# Need alternative way to deal with LDOs minimum current requirement

I am designing a circuit that uses an LDO to produce 3.3v from a 10 to 18v input. I sometimes will need 1.2 amps from this regulator and at other times I only need microamps. When I need even less I can shut down the regulator but there will be times when I need regulation and my circuit will only draw possibly .5 or 1 milliamp. My circuit contains a microcontroller.

My datasheet says my LDO requires 5ma minimum load. It's a Micrel/Microchip MIC29150.

So my question is, other than putting a resistor on one of the GPIO pins of my micrcontroller and burning off electricity at around 5ma when I want to, are there any other techniques I can use that are better?

One of my thoughts were to put a zener in series with a resistor so that if the voltage goes over 3.5 or so that it burned off some milliamps but that seems dangerous to me.

• So what's the problem with putting a 680 ohm resistor from the output of the regulator to ground (not one of the GPIO pins) and let it waste 5mA? – JIm Dearden Feb 23 '17 at 19:51
• It's not dangerous but if you are always going to be taking 5 mA you might as well use a standard regulator especially as your supply has tons of headroom and doesn't need an LDOR or do what Jim says. – Andy aka Feb 23 '17 at 19:52
• regulating 1+ Amp over 7~15V difference from input, sounds like you could use a buck converter.. – Wesley Lee Feb 23 '17 at 19:56
• Small LDO + buck converter that can be switched on and off? – pjc50 Feb 23 '17 at 20:11
• @JImDearden: I thought about a buck converter instead. But it's noisier. The reason I need to turn this on and off is because I can disable the LDO and the circuit needs to only pull microamps. It will be living on a supercap charge potentially for days. The uController will wake up every few hours to check a few things and then put itself back into deep sleep. – mark b Feb 23 '17 at 22:49

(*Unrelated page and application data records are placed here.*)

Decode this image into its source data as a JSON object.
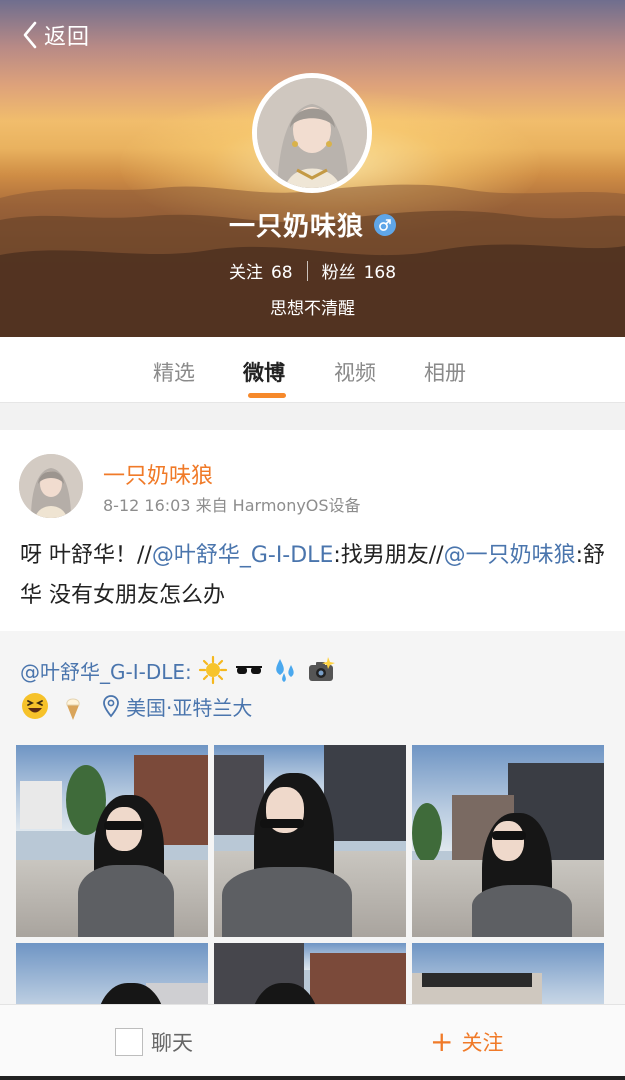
{
  "header": {
    "back_label": "返回",
    "user_name": "一只奶味狼",
    "gender_symbol": "♂",
    "following_label": "关注",
    "following_count": "68",
    "followers_label": "粉丝",
    "followers_count": "168",
    "bio": "思想不清醒"
  },
  "tabs": [
    {
      "label": "精选"
    },
    {
      "label": "微博"
    },
    {
      "label": "视频"
    },
    {
      "label": "相册"
    }
  ],
  "active_tab": "微博",
  "post": {
    "author": "一只奶味狼",
    "meta": "8-12 16:03 来自 HarmonyOS设备",
    "text_1": "呀 叶舒华！//",
    "mention_1": "@叶舒华_G-I-DLE",
    "text_2": ":找男朋友//",
    "mention_2": "@一只奶味狼",
    "text_3": ":舒华 没有女朋友怎么办",
    "repost": {
      "mention": "@叶舒华_G-I-DLE:",
      "emojis_line1": [
        "sun-emoji",
        "sunglasses-emoji",
        "sweat-droplets-emoji",
        "camera-flash-emoji"
      ],
      "emojis_line2": [
        "laughing-face-emoji",
        "ice-cream-emoji"
      ],
      "location": "美国·亚特兰大"
    }
  },
  "bottom_bar": {
    "chat_label": "聊天",
    "follow_label": "关注",
    "follow_plus": "+"
  },
  "colors": {
    "accent": "#f07a28",
    "tab_indicator": "#f6892b",
    "link": "#4a75ad",
    "gender_badge": "#5fa6e8"
  }
}
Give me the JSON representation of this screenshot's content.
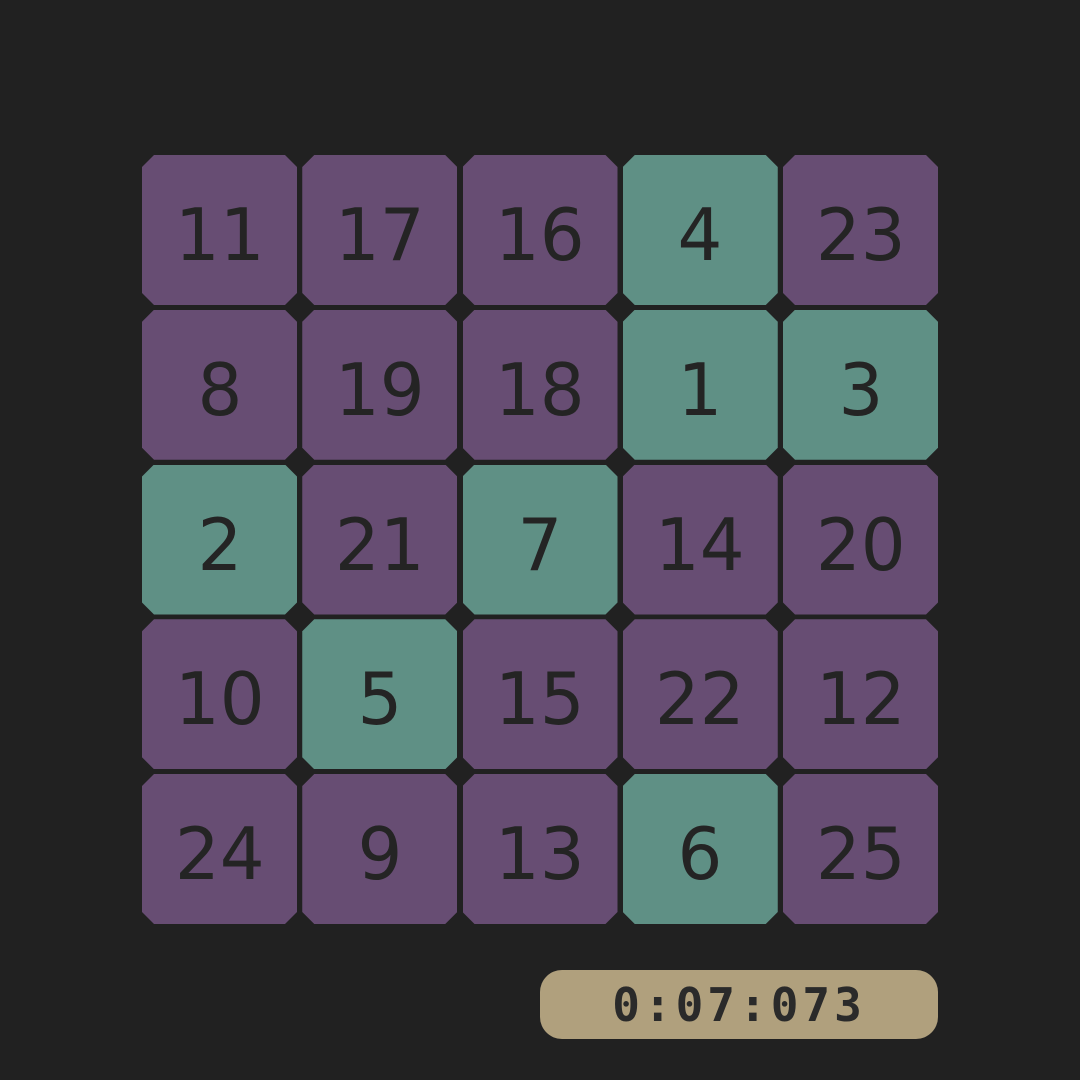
{
  "board": {
    "colors": {
      "unsolved": "#674d73",
      "solved": "#5f9085",
      "background": "#212121",
      "text": "#242424"
    },
    "tiles": [
      {
        "label": "11",
        "state": "unsolved"
      },
      {
        "label": "17",
        "state": "unsolved"
      },
      {
        "label": "16",
        "state": "unsolved"
      },
      {
        "label": "4",
        "state": "solved"
      },
      {
        "label": "23",
        "state": "unsolved"
      },
      {
        "label": "8",
        "state": "unsolved"
      },
      {
        "label": "19",
        "state": "unsolved"
      },
      {
        "label": "18",
        "state": "unsolved"
      },
      {
        "label": "1",
        "state": "solved"
      },
      {
        "label": "3",
        "state": "solved"
      },
      {
        "label": "2",
        "state": "solved"
      },
      {
        "label": "21",
        "state": "unsolved"
      },
      {
        "label": "7",
        "state": "solved"
      },
      {
        "label": "14",
        "state": "unsolved"
      },
      {
        "label": "20",
        "state": "unsolved"
      },
      {
        "label": "10",
        "state": "unsolved"
      },
      {
        "label": "5",
        "state": "solved"
      },
      {
        "label": "15",
        "state": "unsolved"
      },
      {
        "label": "22",
        "state": "unsolved"
      },
      {
        "label": "12",
        "state": "unsolved"
      },
      {
        "label": "24",
        "state": "unsolved"
      },
      {
        "label": "9",
        "state": "unsolved"
      },
      {
        "label": "13",
        "state": "unsolved"
      },
      {
        "label": "6",
        "state": "solved"
      },
      {
        "label": "25",
        "state": "unsolved"
      }
    ]
  },
  "timer": {
    "value": "0:07:073",
    "color": "#b0a07d"
  }
}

Per the datasheet for the MIC29150:

The MIC2915x–2975x regulators are specified between finite loads. If the output current is too small, leakage currents dominate and the output voltage rises. The following minimum load current swamps any expected leakage current across the operating temperature range...

So it seems the minimum load requirement is determined by the worst case leakage from IN to OUT through the LDO. 5mA seems like a lot - the leakage is probably far less than this in most cases. Also, leakage is a very strong function of temperature, so if your application will not see high temperatures you could get away with less.

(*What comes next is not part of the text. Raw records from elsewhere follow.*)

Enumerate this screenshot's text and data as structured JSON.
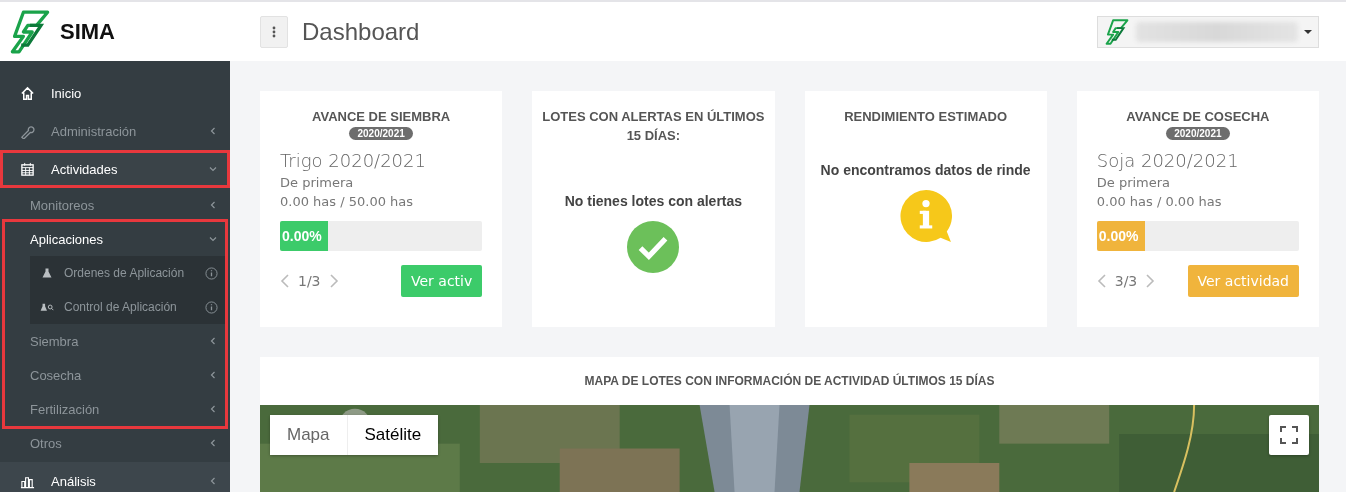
{
  "brand": {
    "name": "SIMA"
  },
  "header": {
    "title": "Dashboard"
  },
  "sidebar": {
    "items": [
      {
        "label": "Inicio",
        "kind": "link",
        "disabled": false,
        "highlighted": false
      },
      {
        "label": "Administración",
        "kind": "menu",
        "disabled": true,
        "expanded": false,
        "highlighted": false
      },
      {
        "label": "Actividades",
        "kind": "menu",
        "disabled": false,
        "expanded": true,
        "highlighted": true,
        "children": [
          {
            "label": "Monitoreos",
            "expanded": false,
            "highlighted": false
          },
          {
            "label": "Aplicaciones",
            "expanded": true,
            "highlighted": true,
            "children": [
              {
                "label": "Ordenes de Aplicación"
              },
              {
                "label": "Control de Aplicación"
              }
            ]
          },
          {
            "label": "Siembra",
            "expanded": false,
            "highlighted": true
          },
          {
            "label": "Cosecha",
            "expanded": false,
            "highlighted": true
          },
          {
            "label": "Fertilización",
            "expanded": false,
            "highlighted": true
          },
          {
            "label": "Otros",
            "expanded": false,
            "highlighted": false
          }
        ]
      },
      {
        "label": "Análisis",
        "kind": "menu",
        "disabled": false,
        "expanded": false,
        "highlighted": false
      }
    ]
  },
  "cards": [
    {
      "kind": "progress",
      "title": "AVANCE DE SIEMBRA",
      "badge": "2020/2021",
      "crop": "Trigo 2020/2021",
      "subtitle": "De primera",
      "area": "0.00 has / 50.00 has",
      "level": 0,
      "percent": "0.00%",
      "color": "#3ccb6a",
      "pager": "1/3",
      "button": "Ver activ"
    },
    {
      "kind": "success",
      "title": "LOTES CON ALERTAS EN ÚLTIMOS 15 DÍAS:",
      "message": "No tienes lotes con alertas"
    },
    {
      "kind": "info",
      "title": "RENDIMIENTO ESTIMADO",
      "message": "No encontramos datos de rinde"
    },
    {
      "kind": "progress",
      "title": "AVANCE DE COSECHA",
      "badge": "2020/2021",
      "crop": "Soja 2020/2021",
      "subtitle": "De primera",
      "area": "0.00 has / 0.00 has",
      "level": 0,
      "percent": "0.00%",
      "color": "#f0b43c",
      "pager": "3/3",
      "button": "Ver actividad"
    }
  ],
  "map": {
    "title": "MAPA DE LOTES CON INFORMACIÓN DE ACTIVIDAD ÚLTIMOS 15 DÍAS",
    "kind": "picture",
    "map_types": [
      {
        "label": "Mapa",
        "selected": false
      },
      {
        "label": "Satélite",
        "selected": true
      }
    ]
  }
}
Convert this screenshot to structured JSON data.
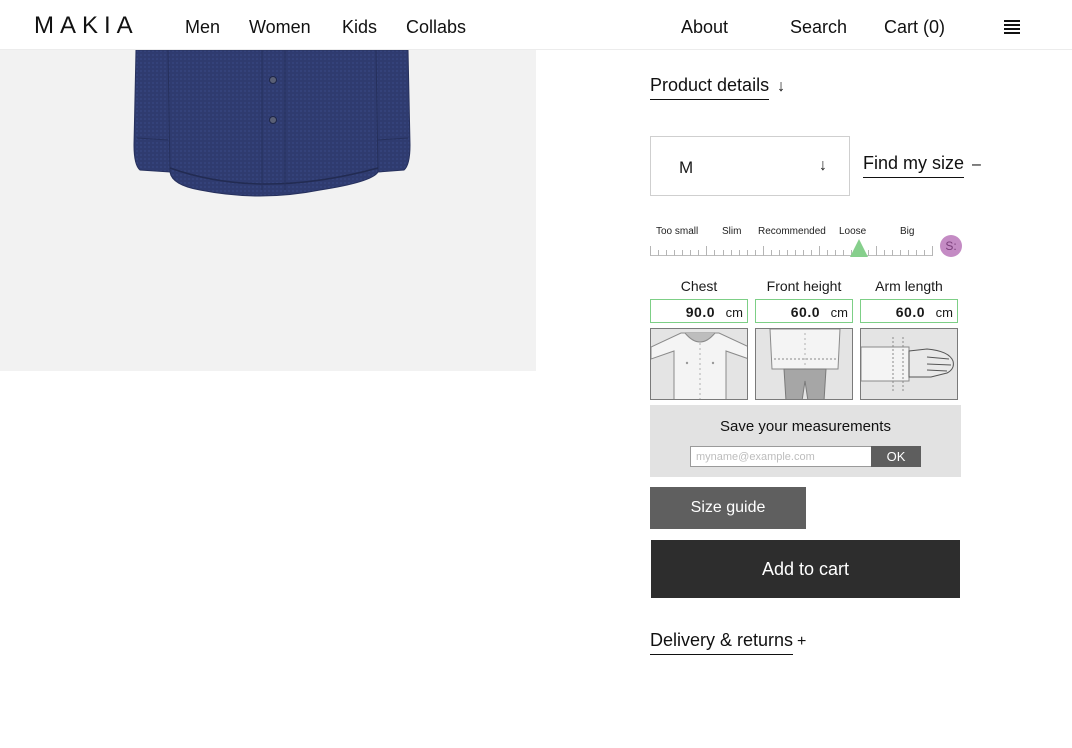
{
  "header": {
    "logo": "MAKIA",
    "nav": [
      "Men",
      "Women",
      "Kids",
      "Collabs"
    ],
    "about": "About",
    "search": "Search",
    "cart": "Cart (0)"
  },
  "product": {
    "details_label": "Product details",
    "details_icon": "↓",
    "size": {
      "selected": "M",
      "arrow": "↓"
    },
    "find_size": {
      "label": "Find my size",
      "icon": "–"
    },
    "fit_scale": {
      "labels": [
        "Too small",
        "Slim",
        "Recommended",
        "Loose",
        "Big"
      ],
      "badge": "S:"
    },
    "measurements": [
      {
        "label": "Chest",
        "value": "90.0",
        "unit": "cm"
      },
      {
        "label": "Front height",
        "value": "60.0",
        "unit": "cm"
      },
      {
        "label": "Arm length",
        "value": "60.0",
        "unit": "cm"
      }
    ],
    "save": {
      "title": "Save your measurements",
      "placeholder": "myname@example.com",
      "ok": "OK"
    },
    "size_guide": "Size guide",
    "add_to_cart": "Add to cart",
    "delivery": {
      "label": "Delivery & returns",
      "icon": "+"
    }
  },
  "colors": {
    "shirt": "#2e3a6e",
    "image_bg": "#f2f2f2",
    "fit_marker": "#86cf8c",
    "badge": "#c48bc4",
    "input_border": "#7dcf86",
    "button_dark": "#2d2d2d",
    "button_grey": "#5f5f5f"
  }
}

A zener at the LDO output might also be an option, as you stated. This will prevent the output of the LDO from exceeding the zener breakdown voltage in the case that the leakage current is greater than the load. In this case you would want to check that your load can survive the zener voltage, and also make sure that there is no overlap between the regulation voltage of the LDO and the breakdown of the zener - that would cause the LDO to dump current into the zener.

Personally, I would recommend looking for a different LDO that doesn't have such an onerous minimum load requirement. There are many with no minimum load requirement at all.

Most LDOs with minimum current requirements do so for stability. With too little current, the control loop may not have enough gain, or it may lose phase margin and get unstable.

Perhaps try to find a regulator which does not have such a requirement?

Check MIC2940A and MIC2941A

You could also use a switching regulator...

• I chose that regulator because it has automotive load dump and reverse connection features I like. I will look at those others. – mark b Feb 23 '17 at 22:52
• Unfortunately, the MIC294x datasheets say this: The MIC2940A will remain stable and in regulation with load currents ranging from 5mA on up to the full 1.25A rating. – mark b Feb 23 '17 at 22:58
• It also says "The minimum recommended load current of 1µA" for MIC2941 so.... I wonder which one wins! – peufeu Feb 24 '17 at 0:14
• That's weird. I'm going to go ahead and prototype this thing and find out more. – mark b Feb 24 '17 at 4:16
• Those ICs are huuuge. – mark b Feb 24 '17 at 6:47

MCP1703 is specified up to 16V (tolerates 18V), has a $<10\ \mu{A}$ quiescent current and ground current $<0.15\ mA$ under maximum load conditions.

If you need it, you can drop some volts using series diodes at the input.

• Yes. But only 1/4 amp. :( – mark b Feb 24 '17 at 6:47